*PROBLEM DESCRIPTION:* Copy the data exactly, pictures aside.
□ □ □ □ □
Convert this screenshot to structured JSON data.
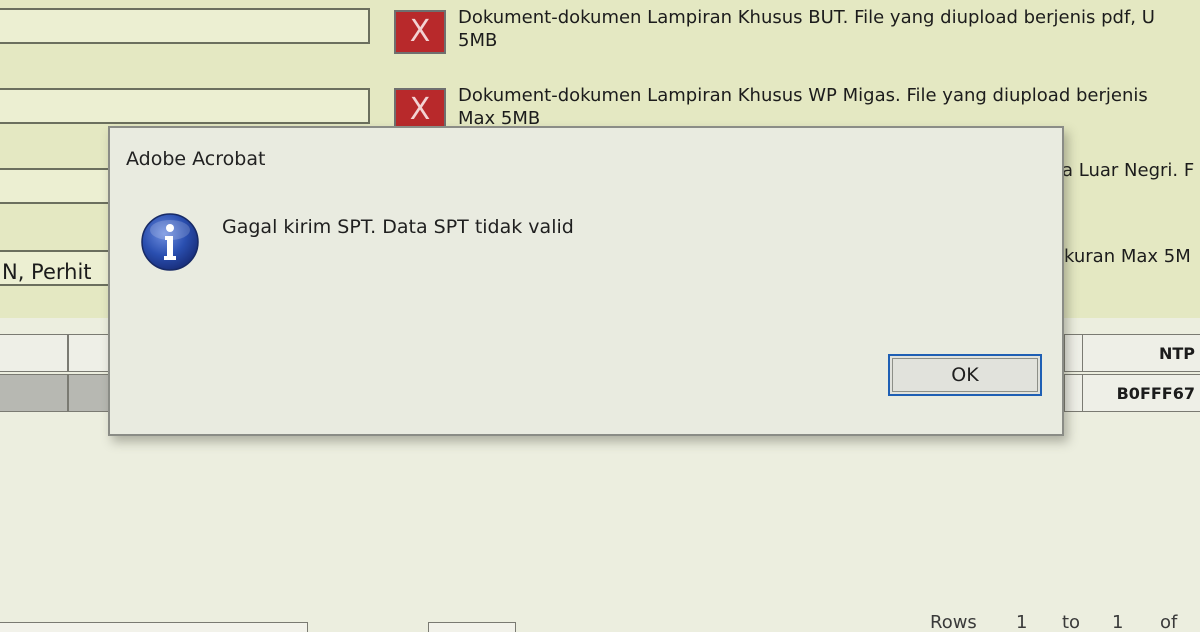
{
  "background_form": {
    "rows": [
      {
        "doc_text_line1": "Dokument-dokumen Lampiran Khusus BUT. File yang diupload berjenis pdf, U",
        "doc_text_line2": "5MB"
      },
      {
        "doc_text_line1": "Dokument-dokumen Lampiran Khusus WP Migas. File yang diupload berjenis",
        "doc_text_line2": "Max 5MB"
      }
    ],
    "remove_button_label": "X",
    "partial_text_right_1": "a Luar Negri. F",
    "partial_text_right_2": "kuran Max 5M",
    "partial_field_text": "N, Perhit"
  },
  "table": {
    "header_ntp": "NTP",
    "row_ntp_value": "B0FFF67"
  },
  "pager": {
    "rows_label": "Rows",
    "from": "1",
    "to_label": "to",
    "to": "1",
    "of_label": "of"
  },
  "dialog": {
    "title": "Adobe Acrobat",
    "message": "Gagal kirim SPT. Data SPT tidak valid",
    "ok_label": "OK",
    "icon": "info-icon"
  },
  "colors": {
    "form_background": "#e4e8c2",
    "remove_button": "#b8292b",
    "dialog_background": "#e9ebe0",
    "ok_focus_border": "#1f5fb4",
    "info_icon_blue": "#1d3f9c"
  }
}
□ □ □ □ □
*OUTPUT FOR THIS TASK:*
Convert this screenshot to structured JSON data.
{
  "background_form": {
    "rows": [
      {
        "doc_text_line1": "Dokument-dokumen Lampiran Khusus BUT. File yang diupload berjenis pdf, U",
        "doc_text_line2": "5MB"
      },
      {
        "doc_text_line1": "Dokument-dokumen Lampiran Khusus WP Migas. File yang diupload berjenis",
        "doc_text_line2": "Max 5MB"
      }
    ],
    "remove_button_label": "X",
    "partial_text_right_1": "a Luar Negri. F",
    "partial_text_right_2": "kuran Max 5M",
    "partial_field_text": "N, Perhit"
  },
  "table": {
    "header_ntp": "NTP",
    "row_ntp_value": "B0FFF67"
  },
  "pager": {
    "rows_label": "Rows",
    "from": "1",
    "to_label": "to",
    "to": "1",
    "of_label": "of"
  },
  "dialog": {
    "title": "Adobe Acrobat",
    "message": "Gagal kirim SPT. Data SPT tidak valid",
    "ok_label": "OK",
    "icon": "info-icon"
  },
  "colors": {
    "form_background": "#e4e8c2",
    "remove_button": "#b8292b",
    "dialog_background": "#e9ebe0",
    "ok_focus_border": "#1f5fb4",
    "info_icon_blue": "#1d3f9c"
  }
}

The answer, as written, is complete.